This is a report from the Pew Charitable Trust, summarising vast amounts of information about the efficacy and awesomeness of Home Visiting (unnecessary captials, I know!  But I flippin love home visiting).  Kiwi Midwives do some home visits, Plunket do a little (and used to do more) and Parents as First Teachers (PAFT) have just tragically had their funding cut!

A couple of gifts from Scientific American, and then I gotta go be an attentive parent once more.  First: Data Visualization and Feelings (I feel that I flippin love this, so what does that look like?) and finally, here is neuroimaging exploring what new thoughts look like as they take shape in the brain.

link salad

Ladies and Gentlegeeks,

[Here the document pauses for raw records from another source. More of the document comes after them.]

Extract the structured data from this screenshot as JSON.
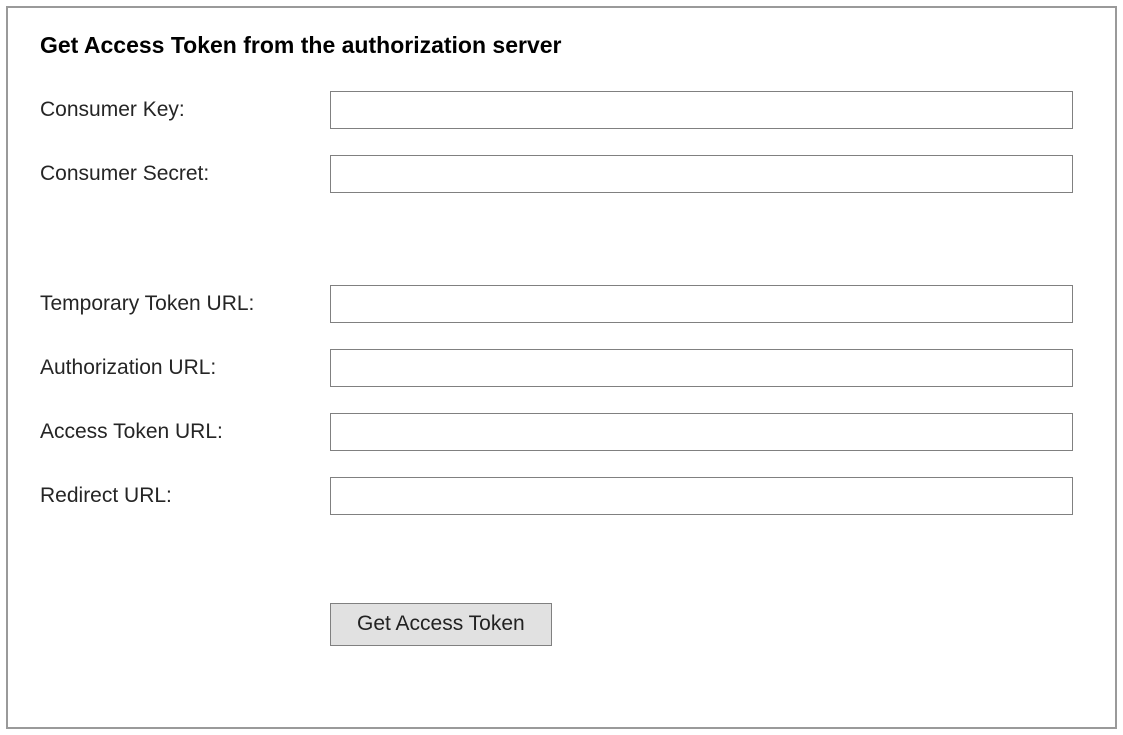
{
  "form": {
    "title": "Get Access Token from the authorization server",
    "fields": {
      "consumer_key": {
        "label": "Consumer Key:",
        "value": ""
      },
      "consumer_secret": {
        "label": "Consumer Secret:",
        "value": ""
      },
      "temp_token_url": {
        "label": "Temporary Token URL:",
        "value": ""
      },
      "auth_url": {
        "label": "Authorization URL:",
        "value": ""
      },
      "access_token_url": {
        "label": "Access Token URL:",
        "value": ""
      },
      "redirect_url": {
        "label": "Redirect URL:",
        "value": ""
      }
    },
    "actions": {
      "get_access_token_label": "Get Access Token"
    }
  }
}
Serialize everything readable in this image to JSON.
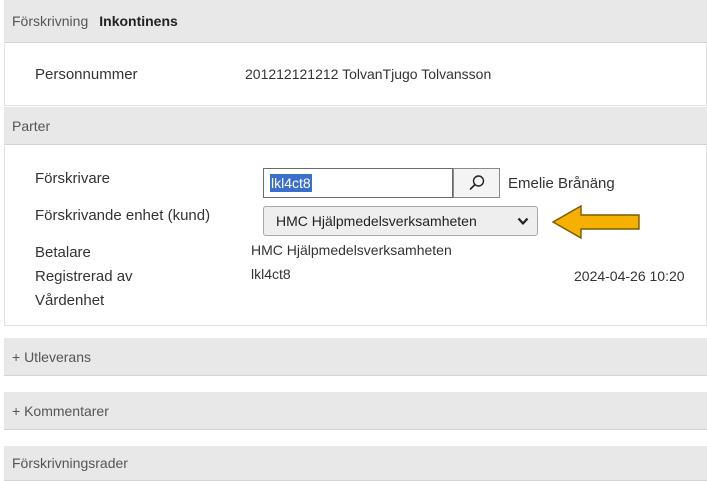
{
  "header": {
    "section": "Förskrivning",
    "title": "Inkontinens"
  },
  "person": {
    "label": "Personnummer",
    "value": "201212121212 TolvanTjugo Tolvansson"
  },
  "parter": {
    "title": "Parter",
    "forskrivare_label": "Förskrivare",
    "forskrivare_value": "lkl4ct8",
    "forskrivare_name": "Emelie Brånäng",
    "enhet_label": "Förskrivande enhet (kund)",
    "enhet_value": "HMC Hjälpmedelsverksamheten",
    "betalare_label": "Betalare",
    "betalare_value": "HMC Hjälpmedelsverksamheten",
    "registrerad_label": "Registrerad av",
    "registrerad_value": "lkl4ct8",
    "registrerad_date": "2024-04-26 10:20",
    "vardenhet_label": "Vårdenhet"
  },
  "sections": {
    "utleverans": "+ Utleverans",
    "kommentarer": "+ Kommentarer",
    "rader": "Förskrivningsrader"
  },
  "icons": {
    "search": "search-icon",
    "dropdown": "chevron-down-icon",
    "pointer": "arrow-left-icon"
  },
  "colors": {
    "arrow": "#f5b000",
    "selection": "#3a6fcc",
    "bar": "#e8e8e8"
  }
}
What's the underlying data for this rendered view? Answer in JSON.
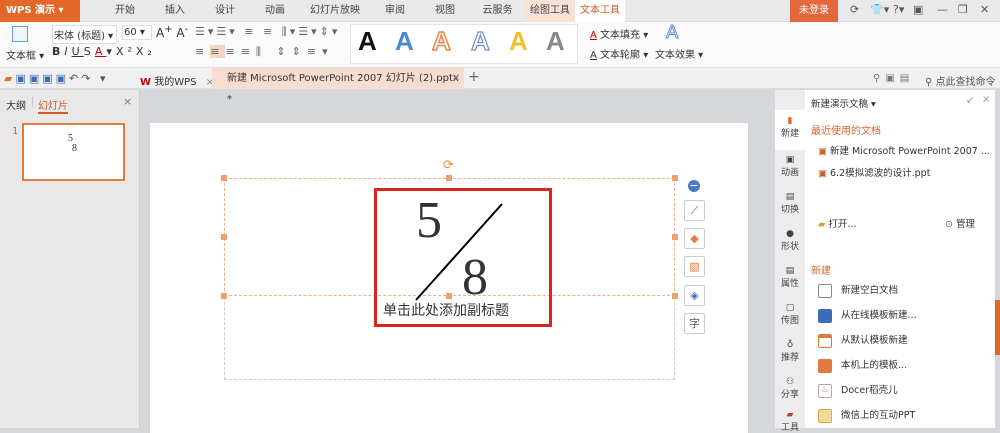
{
  "app": {
    "logo": "WPS 演示",
    "login": "未登录"
  },
  "menu_tabs": [
    "开始",
    "插入",
    "设计",
    "动画",
    "幻灯片放映",
    "审阅",
    "视图",
    "云服务",
    "绘图工具",
    "文本工具"
  ],
  "ribbon": {
    "textbox": "文本框",
    "font": "宋体 (标题)",
    "size": "60",
    "styles_letter": "A",
    "text_fill": "文本填充",
    "text_outline": "文本轮廓",
    "text_effect": "文本效果",
    "search": "点此查找命令"
  },
  "doc_tabs": {
    "my_wps": "我的WPS",
    "current": "新建 Microsoft PowerPoint 2007 幻灯片 (2).pptx *",
    "add": "+"
  },
  "left_panel": {
    "outline": "大纲",
    "slides": "幻灯片",
    "slide_number": "1"
  },
  "slide": {
    "numerator": "5",
    "denominator": "8",
    "subtitle_placeholder": "单击此处添加副标题"
  },
  "strip": [
    "新建",
    "动画",
    "切换",
    "形状",
    "属性",
    "传图",
    "推荐",
    "分享",
    "工具"
  ],
  "panel": {
    "title": "新建演示文稿",
    "recent_header": "最近使用的文档",
    "recent": [
      "新建 Microsoft PowerPoint 2007 ...",
      "6.2模拟滤波的设计.ppt"
    ],
    "open": "打开...",
    "manage": "管理",
    "new_header": "新建",
    "new_items": [
      "新建空白文档",
      "从在线模板新建...",
      "从默认模板新建",
      "本机上的模板...",
      "Docer稻壳儿",
      "微信上的互动PPT"
    ]
  },
  "colors": {
    "accent": "#e4672a",
    "red_box": "#d9261c"
  }
}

I sat down to share some links with y’all and had to pause the job in order to take Little Girl outside with warm gears on, so we could crunch the ice on some puddles.  The reason for my playful outdoor interruption?  This article from the Guardian about the important role of language in maintaining a positive relationship with the natural world.

Next: a collection of videos dedicated to exploding brain myths.  Enjoy.  Less enjoyable, but equally important, here is a report from the Australian government about children’s exposure to family violence.  If that has you reeling, here is a slew of info from the American Psychological Association about increasing adult resilience.

Another gathering of useful links from another amazing crew is this collection from the Royal Children’s Hospital in Melbourne.

I’ve been revisiting my appreciation for Motivational Interviewing as a result of seeing a (FRICKIN’ AMAZING) presentation by Stuart Ablon at the conference in Banff.  His Collaborative Problem Solving approach seems to have a bit in common with MI.  Add it to the list of stuff I love!

Just a few more.  A li’l something from Scientific American about the ways that diversity makes us smarter,  some examples of how Richard Scarry books (which we adore, round here) have been made more relevant to today’s audiences, and finally, because Little Girl has been asking heartbreaking questions lately, some links for talking with your kids about death.

Life!  It’s amazing.  It’s awful.  And in between, there’s laundry.

x x x